BALTIMORE -- How much faith do the Orioles have in closer Jim Johnson, who entered Saturday tied for the Major League-lead with 39 saves? Setup man Pedro Strop puts it best.
"When he's jogging to the mound," Strop said, "we are thinking that the game is over."
So are opponents. Johnson is on pace for 51 saves, which would smash the O's current single-season record (45) set by Randy Myers in 1997, and the right-hander has retired the side in order in eight of his last 10 outings. In those 10 appearances, Johnson has recorded nine saves, allowing just three runners into scoring position, with three hits and a walk against eight strikeouts.
"Last year, what I learned was how to pace yourself the entire year and how to try to stay healthy," said Johnson, who is in his first full-season as the Orioles closer. "I feel like I'm right where I need to be. We talked about in Spring Training, targeting August 15. You work toward August 15. It's kind of where you want to peak, and then you work toward getting to the finish line."
Johnson, who has always been eager to avoid the media spotlight, hasn't concnered himself much with the prospect of the Orioles' single-season saves record.

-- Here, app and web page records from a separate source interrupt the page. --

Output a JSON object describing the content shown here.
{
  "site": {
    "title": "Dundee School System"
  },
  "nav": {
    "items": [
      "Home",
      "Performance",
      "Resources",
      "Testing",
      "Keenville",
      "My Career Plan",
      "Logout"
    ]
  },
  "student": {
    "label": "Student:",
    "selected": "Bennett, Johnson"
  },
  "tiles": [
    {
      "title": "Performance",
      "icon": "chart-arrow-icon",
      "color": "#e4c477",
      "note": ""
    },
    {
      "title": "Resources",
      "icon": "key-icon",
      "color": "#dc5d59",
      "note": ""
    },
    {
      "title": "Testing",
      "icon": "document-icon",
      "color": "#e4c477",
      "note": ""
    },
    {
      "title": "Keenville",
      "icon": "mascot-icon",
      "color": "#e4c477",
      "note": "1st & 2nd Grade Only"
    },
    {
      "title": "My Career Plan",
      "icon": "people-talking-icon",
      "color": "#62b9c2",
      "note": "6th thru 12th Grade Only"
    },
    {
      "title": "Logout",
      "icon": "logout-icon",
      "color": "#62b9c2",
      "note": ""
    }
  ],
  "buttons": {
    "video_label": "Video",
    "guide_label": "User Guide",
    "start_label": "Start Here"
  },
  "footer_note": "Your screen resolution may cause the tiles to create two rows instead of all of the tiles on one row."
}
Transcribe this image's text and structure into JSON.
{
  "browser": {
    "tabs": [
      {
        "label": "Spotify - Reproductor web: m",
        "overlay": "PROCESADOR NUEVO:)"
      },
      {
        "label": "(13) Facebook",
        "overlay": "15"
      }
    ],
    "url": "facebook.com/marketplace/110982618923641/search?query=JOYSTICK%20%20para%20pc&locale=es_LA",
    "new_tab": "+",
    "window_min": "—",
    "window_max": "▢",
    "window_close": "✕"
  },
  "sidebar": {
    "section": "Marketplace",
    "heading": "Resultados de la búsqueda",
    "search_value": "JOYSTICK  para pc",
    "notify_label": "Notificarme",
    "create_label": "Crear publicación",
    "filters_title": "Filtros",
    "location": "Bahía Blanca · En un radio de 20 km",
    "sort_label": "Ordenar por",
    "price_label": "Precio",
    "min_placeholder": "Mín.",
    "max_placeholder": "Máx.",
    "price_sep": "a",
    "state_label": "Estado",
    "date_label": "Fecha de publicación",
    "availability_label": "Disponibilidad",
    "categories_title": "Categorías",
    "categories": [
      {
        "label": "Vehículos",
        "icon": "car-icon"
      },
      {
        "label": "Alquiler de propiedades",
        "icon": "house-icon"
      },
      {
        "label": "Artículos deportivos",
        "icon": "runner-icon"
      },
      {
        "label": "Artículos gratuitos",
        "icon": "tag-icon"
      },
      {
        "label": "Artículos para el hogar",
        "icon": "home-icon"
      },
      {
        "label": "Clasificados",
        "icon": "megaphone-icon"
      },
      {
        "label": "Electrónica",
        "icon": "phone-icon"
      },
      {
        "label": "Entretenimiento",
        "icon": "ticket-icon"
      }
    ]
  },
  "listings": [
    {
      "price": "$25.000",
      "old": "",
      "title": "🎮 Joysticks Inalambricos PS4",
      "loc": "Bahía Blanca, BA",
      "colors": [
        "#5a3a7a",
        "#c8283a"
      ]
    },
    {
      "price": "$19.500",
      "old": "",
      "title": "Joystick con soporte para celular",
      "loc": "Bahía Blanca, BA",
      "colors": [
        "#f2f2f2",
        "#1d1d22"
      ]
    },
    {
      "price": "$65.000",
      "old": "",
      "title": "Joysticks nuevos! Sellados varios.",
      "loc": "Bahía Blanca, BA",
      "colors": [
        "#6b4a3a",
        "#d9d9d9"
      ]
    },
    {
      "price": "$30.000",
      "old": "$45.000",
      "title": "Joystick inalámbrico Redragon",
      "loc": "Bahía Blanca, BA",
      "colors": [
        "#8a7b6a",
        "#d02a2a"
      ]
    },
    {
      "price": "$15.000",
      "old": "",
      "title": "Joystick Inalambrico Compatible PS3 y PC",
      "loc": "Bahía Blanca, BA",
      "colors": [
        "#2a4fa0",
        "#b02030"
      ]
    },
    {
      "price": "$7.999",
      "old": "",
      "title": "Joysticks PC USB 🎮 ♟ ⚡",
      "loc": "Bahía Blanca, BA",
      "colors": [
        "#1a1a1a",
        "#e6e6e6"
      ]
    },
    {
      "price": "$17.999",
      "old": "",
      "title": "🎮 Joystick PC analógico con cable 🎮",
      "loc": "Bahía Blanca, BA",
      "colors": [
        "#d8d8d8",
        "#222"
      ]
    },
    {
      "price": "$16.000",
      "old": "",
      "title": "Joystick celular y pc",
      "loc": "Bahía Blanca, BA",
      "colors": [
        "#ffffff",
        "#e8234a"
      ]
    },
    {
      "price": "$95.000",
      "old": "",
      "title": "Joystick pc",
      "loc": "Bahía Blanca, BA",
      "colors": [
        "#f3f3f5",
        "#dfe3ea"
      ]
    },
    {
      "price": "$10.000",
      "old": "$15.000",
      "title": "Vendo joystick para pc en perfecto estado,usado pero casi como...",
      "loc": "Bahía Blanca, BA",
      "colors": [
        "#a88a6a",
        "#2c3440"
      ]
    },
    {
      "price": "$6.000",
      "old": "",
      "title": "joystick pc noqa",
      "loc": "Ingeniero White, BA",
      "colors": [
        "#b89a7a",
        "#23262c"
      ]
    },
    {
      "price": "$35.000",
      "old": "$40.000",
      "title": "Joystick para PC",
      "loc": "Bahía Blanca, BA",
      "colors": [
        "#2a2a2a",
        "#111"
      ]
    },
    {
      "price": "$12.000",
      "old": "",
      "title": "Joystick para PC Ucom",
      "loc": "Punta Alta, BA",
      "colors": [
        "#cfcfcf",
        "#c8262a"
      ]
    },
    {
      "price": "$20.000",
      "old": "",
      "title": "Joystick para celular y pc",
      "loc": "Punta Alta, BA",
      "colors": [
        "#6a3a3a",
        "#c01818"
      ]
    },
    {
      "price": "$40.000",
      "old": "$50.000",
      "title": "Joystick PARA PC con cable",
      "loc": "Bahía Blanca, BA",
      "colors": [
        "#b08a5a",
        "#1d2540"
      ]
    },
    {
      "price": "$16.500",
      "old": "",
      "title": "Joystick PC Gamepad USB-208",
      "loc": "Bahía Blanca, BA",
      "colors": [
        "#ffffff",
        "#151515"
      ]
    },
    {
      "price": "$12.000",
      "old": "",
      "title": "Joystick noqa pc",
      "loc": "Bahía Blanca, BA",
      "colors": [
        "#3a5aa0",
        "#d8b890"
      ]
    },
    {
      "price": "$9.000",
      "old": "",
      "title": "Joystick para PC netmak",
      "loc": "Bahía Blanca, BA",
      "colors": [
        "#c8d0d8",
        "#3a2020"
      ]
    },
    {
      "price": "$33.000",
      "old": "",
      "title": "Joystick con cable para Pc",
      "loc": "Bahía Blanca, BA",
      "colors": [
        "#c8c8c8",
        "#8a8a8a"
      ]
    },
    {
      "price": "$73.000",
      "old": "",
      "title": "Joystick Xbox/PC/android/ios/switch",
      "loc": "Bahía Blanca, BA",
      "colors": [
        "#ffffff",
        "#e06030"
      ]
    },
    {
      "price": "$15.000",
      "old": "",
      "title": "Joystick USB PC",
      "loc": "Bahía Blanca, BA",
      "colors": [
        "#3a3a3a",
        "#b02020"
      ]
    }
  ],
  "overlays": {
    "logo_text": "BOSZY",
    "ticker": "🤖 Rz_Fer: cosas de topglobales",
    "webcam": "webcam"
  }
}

The 29-year-old points out that saves are a product of a team that plays close games, and he's simply doing his job when called upon. Still, the O's have won 12 consecutive one-run games -- tying a franchise record -- and Johnson is a huge reason why Baltimore is 44-18 in games decided by two or fewer runs.
"There's a lot of weird stats out there like, when they talk about how [bad] of a team we should be according to these stats," Johnson said, referring to -- among other things -- the team's negative run differential. "Well, we don't care."